About Me:

Aloha! I'm Wendy Kennar. I'm the mother of a seven-year-old son and a wife living in Los Angeles. I was a public school teacher for twelve years until a chronic medical condition made it necessary to leave my teaching career.

I've always been described as "quiet" - really, I'm just biting my tongue. I've got lots to say, and lots of thoughts to share, I just prefer to write them. That's the purpose of this blog. Each Wednesday, I post a personal essay offering my observations and thoughts.

A few fun facts about me: I've wanted to be a writer since second grade, when my teacher, Mrs. Jones, made me a "book" with a yellow construction paper cover. I have never learned to whistle, have always preferred sunflowers to roses, and have spent my life living within the same zip code.

Through the years, my writing has been published in the Los Angeles Times, Christian Science Monitor, United Teacher, GreenPrints, L.A. Parent, DivineCaroline.com, RoleReboot.org, XOJane, and Brain, Child Magazine. Additionally, my personal essays have been included in several anthologies, including: The Barefoot Review, Beyond the Diaper Bag, Lessons From My Parents, Write for Light, Being a Grown-Up: A User's Manual for the Real World, Ka-Pow!, How Writing Can Get You Through Tough Times, Breath and Shadow, The Grey Wolfe Storybook, and Sisters Born, Sisters Found.
I am a regular contributor at MomsLA.com, and you can also find me at Goodreads.

Thanks for stopping by and reading my blog. Feel free to comment and share my blog with others!

Wednesday, August 14, 2013

Kindergarten Readiness

   A few years ago I wrote an essay called “Five Things I Wish Every Parent Knew Before Sending Their Child to Kindergarten.”  I was inspired by the five years I had spent teaching four and five year olds.

   This week my son began kindergarten, and I thought I should examine my own list, make sure I had been doing my job as a parent and that my son was ready for kindergarten.  After all, there’s a lot more to kindergarten readiness than identifying one’s own name, knowing colors and shapes, and recognizing letters and numbers.  

  1. Basic skills are a necessity:  crayons color paper, scissors cut only paper.  Ryan knows how to cut paper, but I admit that he’s not the biggest fan of coloring.  He’d rather read.
  2. Kindergarten kids need to wear clothes they can manipulate.  Ryan wears pants with elastic waists, so there’s no fussing with zippers, snaps, or buttons.  His shoes are Velcro which means he is self-sufficient at school.
  3. Kindergartners need to be responsible for basic hygiene:  washing hands before eating and after restroom visits, drying hands on paper towels.  Ryan is independent and knows he needs to do his part to stay healthy and strong.
  4. Waiting in line is a fact of life:  At school, there will be lines for the water fountain, for the restroom, for getting a sticker from the teacher.  From our visits to the market, the pharmacy, and Coffee Bean, Ryan understands that turns must be taken and sometimes lines move faster than others.
  5. No means no:  Ryan is like every child I have ever taught.  He will sometimes repeat his request, hoping that my answer will change from a “no” to a “yes.”  It didn’t work for my students and it doesn’t work for my son.
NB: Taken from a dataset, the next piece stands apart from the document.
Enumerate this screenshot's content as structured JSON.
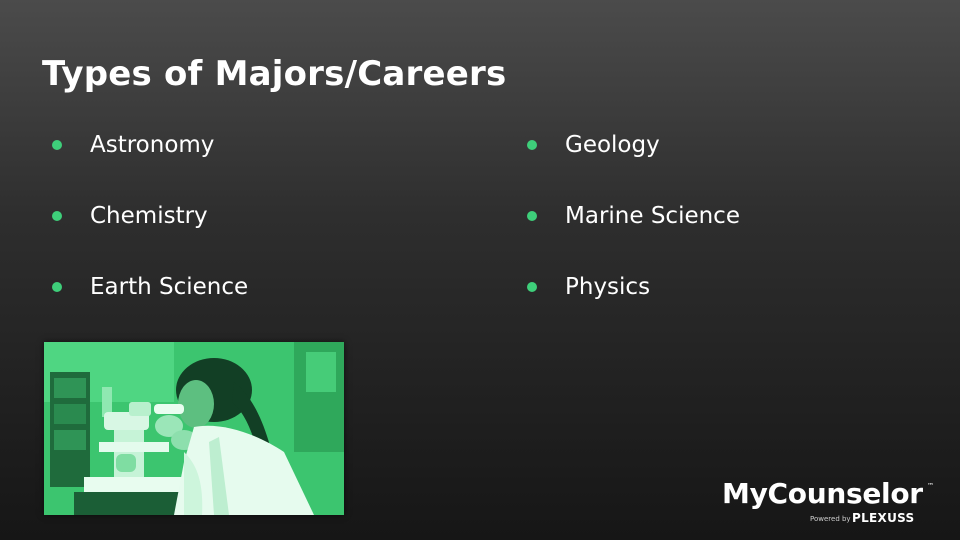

   On top of all that, Ryan knows our address, his full name, and has been reading since before his fourth birthday!  As a former teacher, I know I’ve done my best at getting him ready for the year ahead.  But, as a parent, I still hold my breath a bit each day as I send Ryan off on this new adventure.

By the way, the essay that inspired this blog was published in an anthology titled Beyond the Diaper Bag in 2011.  All of the authors’ proceeds were donated to a charity called “The Mommies Network.”  The book is available on Amazon; here’s the link:
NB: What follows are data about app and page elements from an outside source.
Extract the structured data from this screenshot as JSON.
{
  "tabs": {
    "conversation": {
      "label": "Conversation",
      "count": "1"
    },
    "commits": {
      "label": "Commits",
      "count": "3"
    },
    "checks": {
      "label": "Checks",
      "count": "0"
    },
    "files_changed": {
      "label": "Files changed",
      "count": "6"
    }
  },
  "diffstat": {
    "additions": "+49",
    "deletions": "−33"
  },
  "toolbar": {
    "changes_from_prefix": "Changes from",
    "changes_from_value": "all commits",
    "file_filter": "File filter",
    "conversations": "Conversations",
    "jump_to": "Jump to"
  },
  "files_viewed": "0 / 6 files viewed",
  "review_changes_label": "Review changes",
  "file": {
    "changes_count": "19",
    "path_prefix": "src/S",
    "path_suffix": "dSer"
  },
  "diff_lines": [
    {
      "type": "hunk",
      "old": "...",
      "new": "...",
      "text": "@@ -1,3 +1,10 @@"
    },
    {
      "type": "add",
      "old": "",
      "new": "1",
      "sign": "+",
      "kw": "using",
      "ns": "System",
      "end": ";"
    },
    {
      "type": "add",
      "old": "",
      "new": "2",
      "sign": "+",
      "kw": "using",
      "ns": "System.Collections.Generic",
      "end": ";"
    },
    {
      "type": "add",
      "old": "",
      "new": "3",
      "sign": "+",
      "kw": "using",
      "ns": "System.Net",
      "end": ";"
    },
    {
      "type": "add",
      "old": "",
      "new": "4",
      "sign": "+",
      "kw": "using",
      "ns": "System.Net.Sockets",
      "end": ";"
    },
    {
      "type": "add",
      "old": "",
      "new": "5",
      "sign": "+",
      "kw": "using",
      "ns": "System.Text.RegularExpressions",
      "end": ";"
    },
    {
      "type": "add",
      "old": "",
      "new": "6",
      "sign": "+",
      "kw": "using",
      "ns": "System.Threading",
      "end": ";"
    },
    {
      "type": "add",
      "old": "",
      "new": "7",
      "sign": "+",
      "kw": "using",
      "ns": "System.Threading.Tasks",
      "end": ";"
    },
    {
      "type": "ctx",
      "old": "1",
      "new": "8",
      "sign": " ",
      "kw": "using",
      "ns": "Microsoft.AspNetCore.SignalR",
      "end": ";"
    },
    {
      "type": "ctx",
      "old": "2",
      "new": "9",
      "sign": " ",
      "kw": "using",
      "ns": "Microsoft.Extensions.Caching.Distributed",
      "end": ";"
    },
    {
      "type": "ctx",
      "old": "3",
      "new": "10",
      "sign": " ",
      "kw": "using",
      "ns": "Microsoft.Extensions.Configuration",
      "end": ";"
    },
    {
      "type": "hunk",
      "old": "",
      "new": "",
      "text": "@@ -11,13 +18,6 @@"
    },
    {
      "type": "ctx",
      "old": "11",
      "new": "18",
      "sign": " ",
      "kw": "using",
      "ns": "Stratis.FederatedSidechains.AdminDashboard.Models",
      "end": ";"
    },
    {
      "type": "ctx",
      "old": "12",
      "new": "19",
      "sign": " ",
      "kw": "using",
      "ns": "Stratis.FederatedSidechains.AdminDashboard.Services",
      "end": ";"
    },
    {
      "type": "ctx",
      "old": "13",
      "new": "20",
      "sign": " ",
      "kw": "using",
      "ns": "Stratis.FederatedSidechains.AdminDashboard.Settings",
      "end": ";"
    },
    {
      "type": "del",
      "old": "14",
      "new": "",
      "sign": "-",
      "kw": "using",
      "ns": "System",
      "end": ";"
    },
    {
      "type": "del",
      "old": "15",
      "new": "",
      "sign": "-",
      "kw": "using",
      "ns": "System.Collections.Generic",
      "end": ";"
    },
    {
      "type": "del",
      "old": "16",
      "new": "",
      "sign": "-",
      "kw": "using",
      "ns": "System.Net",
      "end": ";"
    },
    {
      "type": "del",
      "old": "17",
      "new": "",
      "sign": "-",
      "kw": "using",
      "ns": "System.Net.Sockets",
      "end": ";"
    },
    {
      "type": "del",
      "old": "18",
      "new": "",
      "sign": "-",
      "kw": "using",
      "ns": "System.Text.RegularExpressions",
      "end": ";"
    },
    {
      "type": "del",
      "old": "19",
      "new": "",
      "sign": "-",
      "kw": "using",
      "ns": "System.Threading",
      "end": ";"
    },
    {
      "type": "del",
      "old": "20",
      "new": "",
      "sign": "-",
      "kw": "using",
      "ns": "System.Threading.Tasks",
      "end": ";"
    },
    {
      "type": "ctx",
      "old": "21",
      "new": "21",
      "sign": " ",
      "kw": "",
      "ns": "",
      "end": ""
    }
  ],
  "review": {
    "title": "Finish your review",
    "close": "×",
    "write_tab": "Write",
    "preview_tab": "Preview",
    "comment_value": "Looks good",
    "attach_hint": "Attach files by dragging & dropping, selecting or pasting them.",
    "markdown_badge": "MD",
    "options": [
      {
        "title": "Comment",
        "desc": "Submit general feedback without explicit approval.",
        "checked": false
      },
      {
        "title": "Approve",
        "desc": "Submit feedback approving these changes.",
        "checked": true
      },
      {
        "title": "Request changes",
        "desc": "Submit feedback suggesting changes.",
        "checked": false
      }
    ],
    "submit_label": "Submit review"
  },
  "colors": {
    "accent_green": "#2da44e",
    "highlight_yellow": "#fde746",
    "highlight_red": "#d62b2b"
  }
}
  1. Everything you wrote is so true.Every parent should read this.You have certainly done a great job in preparing Ryan for Kindergarten.He is one special little boy and he is so lucky to have you for his mommy.I so hope he gets teachers like you.You were a fantastic teacher and if not for your medical condition you would still be teaching.I love you and I am so proud of you.I love that you are being published so often.

  2. You have done a great job preparing Ryan for Kindergarten and Life. I know that Ryan's teacher will be please with his efforts. I am proud of you.

    Love, Dad

  3. Honey,
    Ryan is loving school and you have been the driving force behind this! He is a lucky boy to have such a wonderful mother like you.